The input.
● ● ●
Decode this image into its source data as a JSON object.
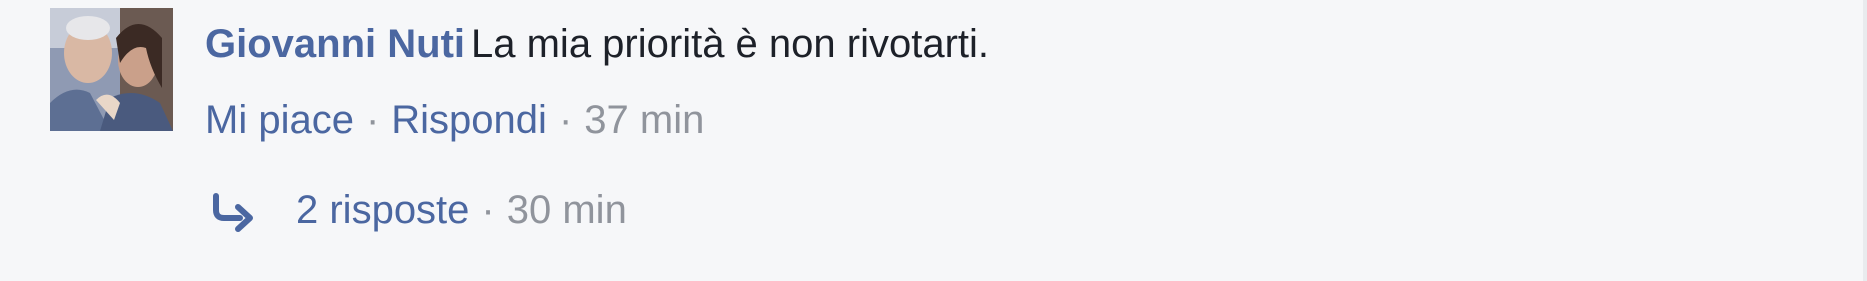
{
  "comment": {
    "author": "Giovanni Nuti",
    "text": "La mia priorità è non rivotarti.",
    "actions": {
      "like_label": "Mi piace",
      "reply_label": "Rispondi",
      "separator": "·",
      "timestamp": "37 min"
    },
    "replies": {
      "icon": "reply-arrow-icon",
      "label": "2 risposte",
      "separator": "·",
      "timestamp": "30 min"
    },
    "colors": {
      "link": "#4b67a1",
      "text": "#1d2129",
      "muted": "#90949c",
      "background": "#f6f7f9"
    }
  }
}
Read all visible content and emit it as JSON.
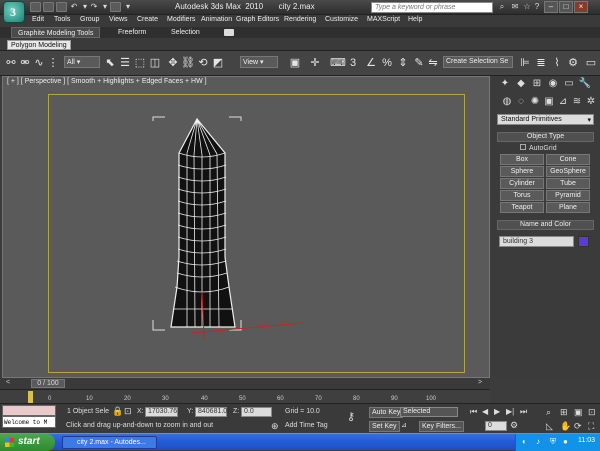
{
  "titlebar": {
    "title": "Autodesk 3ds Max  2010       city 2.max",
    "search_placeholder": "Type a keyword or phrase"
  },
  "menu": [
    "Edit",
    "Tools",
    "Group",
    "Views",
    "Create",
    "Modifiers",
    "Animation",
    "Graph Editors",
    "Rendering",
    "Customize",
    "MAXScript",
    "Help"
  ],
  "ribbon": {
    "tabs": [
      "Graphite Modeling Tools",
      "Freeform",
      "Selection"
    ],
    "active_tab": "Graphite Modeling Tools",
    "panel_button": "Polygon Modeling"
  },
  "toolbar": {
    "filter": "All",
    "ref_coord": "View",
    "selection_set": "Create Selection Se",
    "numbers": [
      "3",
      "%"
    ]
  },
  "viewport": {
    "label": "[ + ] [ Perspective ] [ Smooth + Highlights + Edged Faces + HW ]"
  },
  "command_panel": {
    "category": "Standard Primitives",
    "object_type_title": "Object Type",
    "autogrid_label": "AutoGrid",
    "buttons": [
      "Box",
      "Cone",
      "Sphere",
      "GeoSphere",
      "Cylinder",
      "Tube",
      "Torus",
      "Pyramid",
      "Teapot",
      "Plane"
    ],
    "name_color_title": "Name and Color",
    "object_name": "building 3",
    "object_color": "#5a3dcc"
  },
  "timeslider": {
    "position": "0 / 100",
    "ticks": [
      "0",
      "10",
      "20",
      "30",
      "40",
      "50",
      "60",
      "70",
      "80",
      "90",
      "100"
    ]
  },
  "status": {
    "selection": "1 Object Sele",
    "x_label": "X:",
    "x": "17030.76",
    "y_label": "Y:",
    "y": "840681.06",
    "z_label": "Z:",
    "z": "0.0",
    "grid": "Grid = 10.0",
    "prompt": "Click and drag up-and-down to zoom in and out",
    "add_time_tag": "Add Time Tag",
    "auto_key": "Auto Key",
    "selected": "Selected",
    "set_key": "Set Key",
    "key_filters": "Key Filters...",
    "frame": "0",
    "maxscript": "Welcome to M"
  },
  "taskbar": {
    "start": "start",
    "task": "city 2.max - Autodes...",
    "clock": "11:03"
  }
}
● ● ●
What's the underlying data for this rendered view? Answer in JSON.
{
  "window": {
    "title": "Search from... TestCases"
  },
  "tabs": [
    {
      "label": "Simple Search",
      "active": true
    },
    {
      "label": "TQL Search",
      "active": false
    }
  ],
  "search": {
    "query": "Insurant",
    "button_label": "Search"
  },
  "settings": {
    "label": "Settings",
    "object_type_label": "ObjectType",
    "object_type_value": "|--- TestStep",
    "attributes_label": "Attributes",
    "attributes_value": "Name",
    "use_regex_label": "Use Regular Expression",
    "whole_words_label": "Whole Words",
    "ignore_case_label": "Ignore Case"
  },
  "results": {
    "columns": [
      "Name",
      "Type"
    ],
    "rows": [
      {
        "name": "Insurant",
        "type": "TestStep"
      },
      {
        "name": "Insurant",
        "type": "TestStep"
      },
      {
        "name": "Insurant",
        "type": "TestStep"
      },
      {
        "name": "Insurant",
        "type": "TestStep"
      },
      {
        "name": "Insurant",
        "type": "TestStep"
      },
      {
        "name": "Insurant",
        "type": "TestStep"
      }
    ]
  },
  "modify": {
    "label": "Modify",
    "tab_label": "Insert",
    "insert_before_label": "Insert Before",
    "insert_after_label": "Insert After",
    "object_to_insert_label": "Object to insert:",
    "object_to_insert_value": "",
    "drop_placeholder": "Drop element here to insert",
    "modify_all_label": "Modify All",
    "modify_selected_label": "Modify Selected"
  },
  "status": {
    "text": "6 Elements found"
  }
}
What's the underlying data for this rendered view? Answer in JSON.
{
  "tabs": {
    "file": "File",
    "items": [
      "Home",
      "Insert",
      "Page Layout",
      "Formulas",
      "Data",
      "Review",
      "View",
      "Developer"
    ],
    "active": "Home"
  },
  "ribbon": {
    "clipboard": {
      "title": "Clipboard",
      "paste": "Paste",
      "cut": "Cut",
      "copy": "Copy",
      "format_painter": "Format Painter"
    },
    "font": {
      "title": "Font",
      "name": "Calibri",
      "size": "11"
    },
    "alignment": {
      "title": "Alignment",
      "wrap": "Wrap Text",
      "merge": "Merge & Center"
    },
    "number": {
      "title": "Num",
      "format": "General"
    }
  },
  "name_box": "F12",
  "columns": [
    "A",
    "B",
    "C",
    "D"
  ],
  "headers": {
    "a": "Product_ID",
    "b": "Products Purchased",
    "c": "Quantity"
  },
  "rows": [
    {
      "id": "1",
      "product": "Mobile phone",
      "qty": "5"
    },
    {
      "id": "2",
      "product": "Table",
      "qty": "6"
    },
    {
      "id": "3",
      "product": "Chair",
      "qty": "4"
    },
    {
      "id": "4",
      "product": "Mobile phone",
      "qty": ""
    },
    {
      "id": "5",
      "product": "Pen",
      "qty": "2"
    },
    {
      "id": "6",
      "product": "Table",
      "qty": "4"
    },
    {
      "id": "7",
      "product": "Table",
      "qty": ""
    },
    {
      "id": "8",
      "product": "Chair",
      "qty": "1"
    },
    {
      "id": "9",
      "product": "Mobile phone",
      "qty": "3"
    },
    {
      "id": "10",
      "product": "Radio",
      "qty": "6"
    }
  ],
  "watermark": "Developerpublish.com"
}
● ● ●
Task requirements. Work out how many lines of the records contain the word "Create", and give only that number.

Task answer. 2